══ LISTED RECORDS ══
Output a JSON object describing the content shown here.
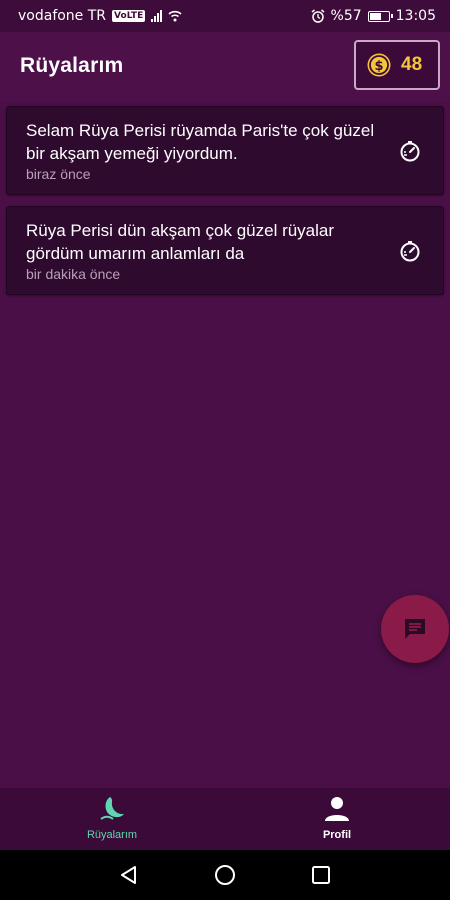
{
  "status_bar": {
    "carrier": "vodafone TR",
    "volte": "VoLTE",
    "battery_text": "%57",
    "battery_level": 0.57,
    "time": "13:05"
  },
  "header": {
    "title": "Rüyalarım",
    "coin_count": "48"
  },
  "dreams": [
    {
      "text": "Selam Rüya Perisi rüyamda Paris'te çok güzel bir akşam yemeği yiyordum.",
      "time": "biraz önce"
    },
    {
      "text": "Rüya Perisi dün akşam çok güzel rüyalar gördüm umarım anlamları da",
      "time": "bir dakika önce"
    }
  ],
  "bottom_nav": {
    "dreams_label": "Rüyalarım",
    "profile_label": "Profil"
  },
  "colors": {
    "background": "#4b0f47",
    "card": "#2f0a2f",
    "accent": "#5fd6b0",
    "coin": "#f5c53a",
    "fab": "#8a1a48"
  },
  "icons": {
    "coin": "dollar-coin-icon",
    "card": "timer-icon",
    "fab": "chat-icon",
    "nav_dreams": "moon-icon",
    "nav_profile": "person-icon"
  }
}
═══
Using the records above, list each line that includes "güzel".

SOLUTION TO THE EXERCISE
      "text": "Selam Rüya Perisi rüyamda Paris'te çok güzel bir akşam yemeği yiyordum.",
      "text": "Rüya Perisi dün akşam çok güzel rüyalar gördüm umarım anlamları da",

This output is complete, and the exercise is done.